Now,doesn't that seem an extraordinary thing for one Christian to say to another? And yet this was carried out against the backdrop of unprecedented revival. Oh that we would be brave enough to mix our words when it comes to the cause of the glory of Christ.

So what can history teach us?

Please don't hear what i'm not saying. I'm not saying that controvery is good, or that it is a strategy for church growth. Although history seems to testify otherwise. These are frustrating and sad times for Evangelicals. And yet at the same time, good times. Bible's are open, truth is being contended for and people are deciding where their passions fall. History teaches us that controversy is good in the long run. As sad as it is at the time, it's good in the long run. History teaches us that not everything needs to be 'just so' in our house to proclaim the Gospel and for the church to grow. These are, as i said, sad times for evangelicals. Lets pray they would be exciting times of revival as well... It's not impossible. It might even be likely.

Bish is linking to a lot of great stuff here, you could do a lot worse than take some time to read them, as well as Adrian Warnock's original.


hatchris said...

"You can not beat or successfully argue with a literal reading of the Bible."

Just out of interest, would you say your reading of the bible actually is literal? If it is indeed 100% literal, you must believe some very interesting things indeed.

I still don't really see what the fuss is about. Have you actually read the book which seemed to kick all this off?

FloydTheBarber said...

what i mean by literal is reading the poetry as poetry, the apocalyptic as apocalyptic etc. In this case i guess it means reading Romans 3:25 etc as they were written.
The 'fuss' is about the heart of the Gospel, about the way God answered man's greatest need...can you really not see why that is important?

Sally said...

Personally, no, I can't see why that is so important. As long as you believe that he did, why does the methodology/process matter?

Ed, please don't feel sorry for me. My faith is strong, Biblically-based, liberal and personal. I have a relationship with the one true & living God which is real, powerful and life-giving.

I have a question for you... What do you believe one needs to do to be saved? Because I am intrigued by the fact that I am apparently "risking an eternity of torment away from His goodness and love", yet I have placed my trust in God and believe Christ to be my Lord and Saviour.

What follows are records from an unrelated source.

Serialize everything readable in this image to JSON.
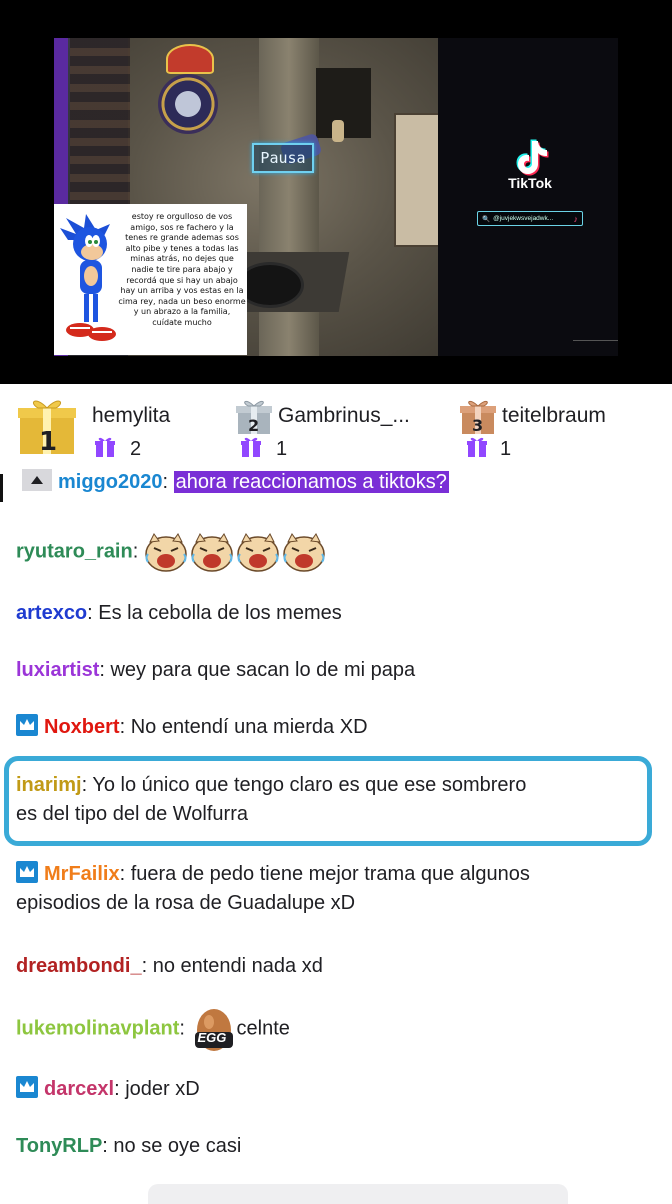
{
  "video": {
    "pause_label": "Pausa",
    "sonic_message": "estoy re orgulloso de vos amigo, sos re fachero y la tenes re grande ademas sos alto pibe y tenes a todas las minas atrás, no dejes que nadie te tire para abajo y recordá que si hay un abajo hay un arriba y vos estas en la cima rey, nada un beso enorme y un abrazo a la familia, cuídate mucho",
    "tiktok_label": "TikTok",
    "tiktok_handle": "@juvjekwsvejadwk..."
  },
  "gifters": [
    {
      "rank": "1",
      "name": "hemylita",
      "count": "2",
      "color": "#e4b838"
    },
    {
      "rank": "2",
      "name": "Gambrinus_...",
      "count": "1",
      "color": "#a9b4bd"
    },
    {
      "rank": "3",
      "name": "teitelbraum",
      "count": "1",
      "color": "#c98a5e"
    }
  ],
  "chat": {
    "messages": [
      {
        "user": "miggo2020",
        "text": "ahora reaccionamos a tiktoks?",
        "color": "#1a87d1"
      },
      {
        "user": "ryutaro_rain",
        "text": "",
        "color": "#2e8b57"
      },
      {
        "user": "artexco",
        "text": "Es la cebolla de los memes",
        "color": "#1f3bd0"
      },
      {
        "user": "luxiartist",
        "text": "wey para que sacan lo de mi papa",
        "color": "#9b35d8"
      },
      {
        "user": "Noxbert",
        "text": "No entendí una mierda XD",
        "color": "#e0170f"
      },
      {
        "user": "inarimj",
        "text_line1": "Yo lo único que tengo claro es que ese sombrero",
        "text_line2": "es del tipo del de Wolfurra",
        "color": "#c19a16"
      },
      {
        "user": "MrFailix",
        "text_line1": "fuera de pedo tiene mejor trama que algunos",
        "text_line2": "episodios de la rosa de Guadalupe xD",
        "color": "#f07d1a"
      },
      {
        "user": "dreambondi_",
        "text": "no entendi nada xd",
        "color": "#b22222"
      },
      {
        "user": "lukemolinavplant",
        "text": "celnte",
        "color": "#8dc63f"
      },
      {
        "user": "darcexl",
        "text": "joder xD",
        "color": "#c4356a"
      },
      {
        "user": "TonyRLP",
        "text": "no se oye casi",
        "color": "#2e8b57"
      }
    ],
    "separator": ": "
  },
  "emotes": {
    "egg_label": "EGG"
  },
  "colors": {
    "highlight": "#3aaad7",
    "badge": "#1a87d1",
    "gift_purple": "#9147ff"
  }
}
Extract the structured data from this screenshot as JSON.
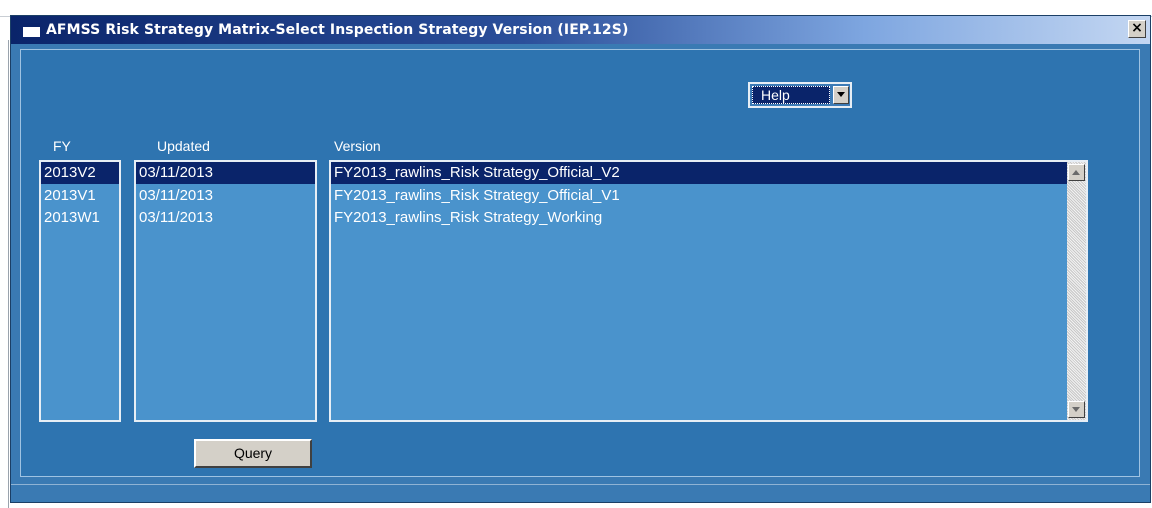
{
  "window": {
    "title": "AFMSS Risk Strategy Matrix-Select Inspection Strategy Version (IEP.12S)",
    "close_label": "×"
  },
  "help": {
    "selected": "Help"
  },
  "columns": {
    "fy": "FY",
    "updated": "Updated",
    "version": "Version"
  },
  "fy_list": [
    "2013V2",
    "2013V1",
    "2013W1"
  ],
  "updated_list": [
    "03/11/2013",
    "03/11/2013",
    "03/11/2013"
  ],
  "version_list": [
    "FY2013_rawlins_Risk Strategy_Official_V2",
    "FY2013_rawlins_Risk Strategy_Official_V1",
    "FY2013_rawlins_Risk Strategy_Working"
  ],
  "selected_index": 0,
  "query_label": "Query",
  "colors": {
    "window_bg": "#3a7ab3",
    "list_bg": "#4a93cc",
    "selection": "#0a246a",
    "titlebar_start": "#0a246a"
  },
  "icons": {
    "title": "window-icon",
    "close": "close-icon",
    "dropdown": "chevron-down-icon",
    "scroll_up": "scroll-up-arrow-icon",
    "scroll_down": "scroll-down-arrow-icon"
  }
}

Could you explain?

PS. Chris, last time I asked (a couple of months ago), the answer was 'no'.

FloydTheBarber said...

hello sal,

the answer's still no. i read 'redeeming the cross' the other day and plan to interact with that soon. that could obviously take some time though, given the amount in there that is simply wrong.
I guess i feel sorry for people who worship a God they either don't know is Holy or they don't know has forgiven them. I can't see how you can have both unless you subscribe to the doctrine of penal substitution.
what do you need to do to be saved? confess with your mouth and believe with your heart. Have faith in Christ. I don't think you need to know your doctrine inside out to be saved, and i thank God for that. I do believe, as i said earlier that penal substitution is the heart of the Gospel. Rip the heart out of anything, it's not going to last long.
Sal, our sin is the greatest barrier we have before a Holy God. How has that been dealt with if not through it being punished on the Cross?